Exercise:
For each line of the data below, copy it if it holds the word "placeholder".

Available records:
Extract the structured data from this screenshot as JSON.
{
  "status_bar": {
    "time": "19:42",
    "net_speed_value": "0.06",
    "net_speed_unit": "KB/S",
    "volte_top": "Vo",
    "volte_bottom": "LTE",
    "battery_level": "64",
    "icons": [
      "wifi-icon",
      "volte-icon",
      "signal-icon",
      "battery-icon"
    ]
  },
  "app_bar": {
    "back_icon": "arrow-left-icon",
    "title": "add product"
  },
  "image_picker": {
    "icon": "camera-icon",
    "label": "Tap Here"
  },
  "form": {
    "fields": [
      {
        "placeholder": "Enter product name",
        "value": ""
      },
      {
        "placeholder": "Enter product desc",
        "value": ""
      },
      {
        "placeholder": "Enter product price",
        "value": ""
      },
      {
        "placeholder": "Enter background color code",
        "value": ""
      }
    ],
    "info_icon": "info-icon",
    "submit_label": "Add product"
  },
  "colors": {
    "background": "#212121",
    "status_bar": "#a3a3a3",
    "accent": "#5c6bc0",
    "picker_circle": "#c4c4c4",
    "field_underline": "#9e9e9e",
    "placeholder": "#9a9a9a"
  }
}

Solution:
        "placeholder": "Enter product name",
        "placeholder": "Enter product desc",
        "placeholder": "Enter product price",
        "placeholder": "Enter background color code",
    "placeholder": "#9a9a9a"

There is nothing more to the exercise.